The Adventures of Prickly Porky  by Thornton Burgess

Peter Rabbit Tells His Story

W HEN Peter Rabbit could get his breath after his long hard run from the Green Forest to the dear Old Briar-patch, he had a wonderful story to tell. It was all about a stranger in the Green Forest, and to have heard Peter tell about it, you would have thought, as Mrs. Peter did, that it was a very terrible stranger, for it had no legs, and it had no head, and it had no tail. At least, that is what Peter said.

"You see, it was this way," declared Peter. "I had stopped longer than I meant to in the Green Forest, for you know, my dear, I always try to be home by the time jolly, round, red Mr. Sun gets out of bed and Old Mother West Wind gets down on the Green Meadows." Mrs. Peter nodded. "But somehow time slipped away faster than I thought for, or else Mr. Sun got up earlier than usual," continued Peter. Then he stopped. That last idea was a new one, and it struck Peter as a good one. "I do believe that that is just what happened—Mr. Sun must have made a mistake and crawled out of bed earlier than usual," he cried.

Mrs. Peter looked as if she very much doubted it, but she didn't say anything, and so Peter went on with his story.

"I had just realized how light it was and had started for home, hurrying with all my might, when I heard a little noise at the top of the hill where Prickly Porky the Porcupine lives. Of course I thought it was Prickly himself starting out for his breakfast, and I looked up with my mouth open to say hello. But I didn't say hello. No, Sir, I didn't say a word. I was too scared. There, just starting down the hill straight towards me, was the most dreadful creature that ever has been seen in the Green Forest! It didn't have any legs, and it didn't have any head, and it didn't have any tail, and it was coming straight after me so fast that I had all I could do to get out of the way!" Peter's eyes grew very round and wide as he said this. "I took one good look, and then I jumped. My gracious, how I did jump!" he continued. "Then I started for home just as fast as ever I could make my legs go, and here I am, and mighty glad to be here!"

Mrs. Peter had listened with her mouth wide open. When Peter finished, she closed it with a snap and hopped over and felt of his head.

"Are you sick, Peter?" she asked anxiously.

Peter stared at her. "Sick! Me sick! Not a bit of it!" he exclaimed. "Never felt better in my life, save that I am a little tired from my long run. What a silly question! Do I look sick?"

"No-o," replied little Mrs. Peter slowly. "No-o, you don't look sick, but you talk as if there were something the matter with your head. I think you must be just a little light-headed, Peter, or else you have taken a nap somewhere and had a bad dream. Did I understand you to say that this dreadful creature has no legs, and yet that it chased you?"

"That's what I said!" snapped Peter a wee bit crossly, for he saw that Mrs. Peter didn't believe a word of his story.

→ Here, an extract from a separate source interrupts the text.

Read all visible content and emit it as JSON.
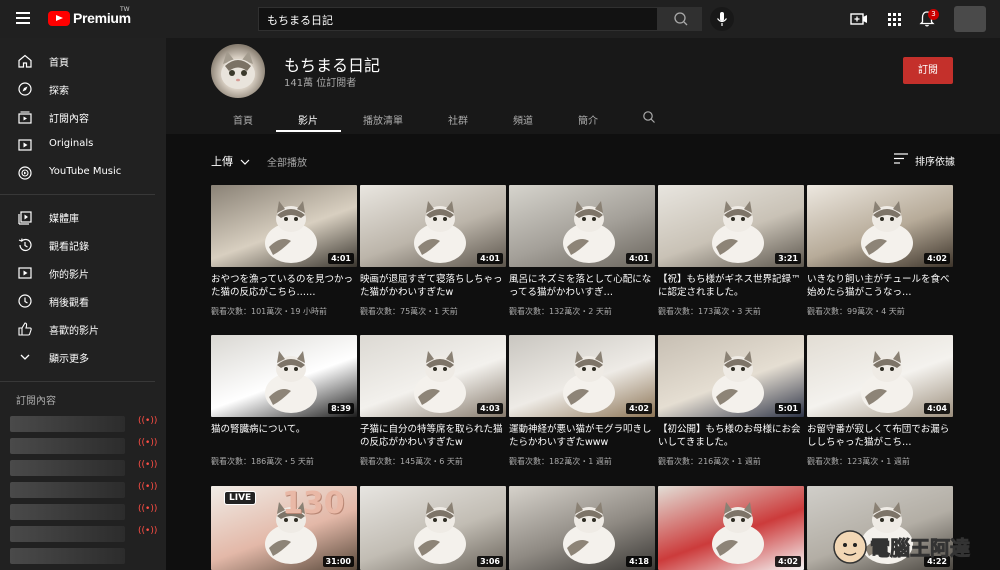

"Will you please tell me how any creature in the Green Forest or out of it, for that matter, can possibly chase any one unless it has legs or wings, and you didn't say anything about its having wings," demanded Mrs. Peter.

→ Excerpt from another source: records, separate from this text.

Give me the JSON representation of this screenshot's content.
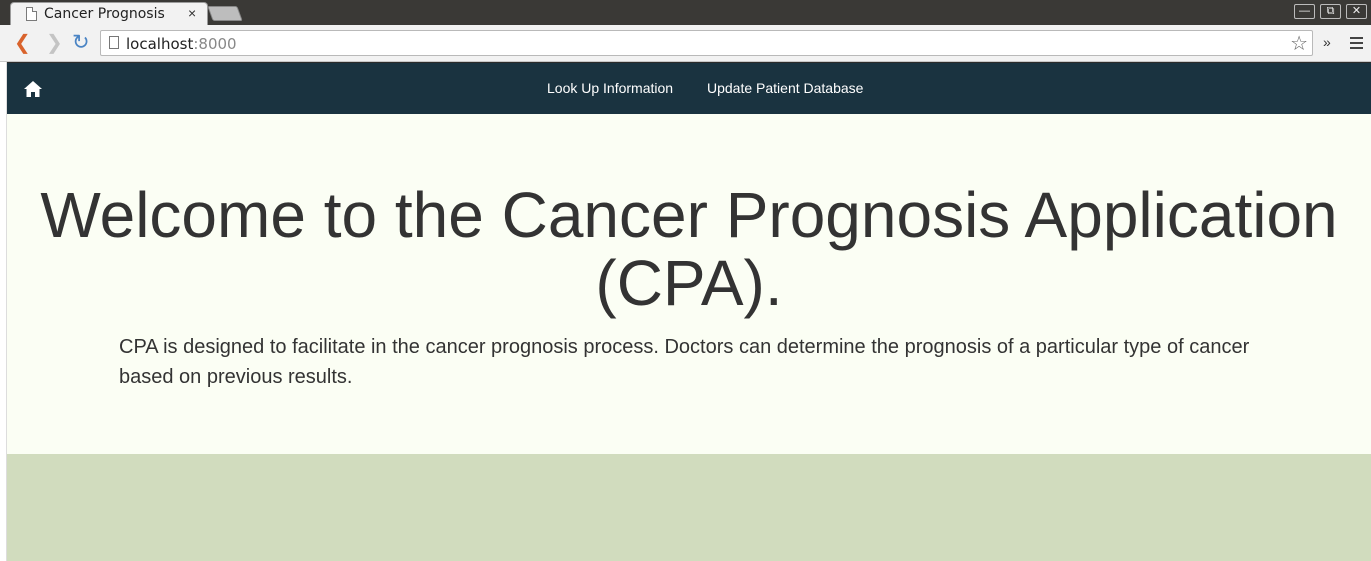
{
  "browser": {
    "tab_title": "Cancer Prognosis",
    "tab_close": "×",
    "url_host": "localhost",
    "url_port": ":8000",
    "overflow_label": "»"
  },
  "navbar": {
    "background": "#1a3340",
    "links": [
      {
        "label": "Look Up Information"
      },
      {
        "label": "Update Patient Database"
      }
    ]
  },
  "hero": {
    "title": "Welcome to the Cancer Prognosis Application (CPA).",
    "text": "CPA is designed to facilitate in the cancer prognosis process. Doctors can determine the prognosis of a particular type of cancer based on previous results."
  },
  "colors": {
    "page_background": "#fbfef4",
    "footer_band": "#d1dcbe"
  }
}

Peter scratched his head in great perplexity. Suddenly he had a happy thought. "Mr. Blacksnake runs fast enough, but he doesn't have legs, does he?" he asked in triumph.

Little Mrs. Peter looked a bit discomfited. "No-o," she admitted slowly, "he doesn't have legs; but I never could understand how he runs without them."

"Well, then," snapped Peter, "if he can run without legs, why can't other creatures? Besides, this one didn't run exactly; it rolled. Now I've told you all I'm going to. I need a long nap, after all I've been through, so don't let any one disturb me."

"I won't," replied Mrs. Peter meekly. "But, Peter, if I were you, I wouldn't tell that story to any one else."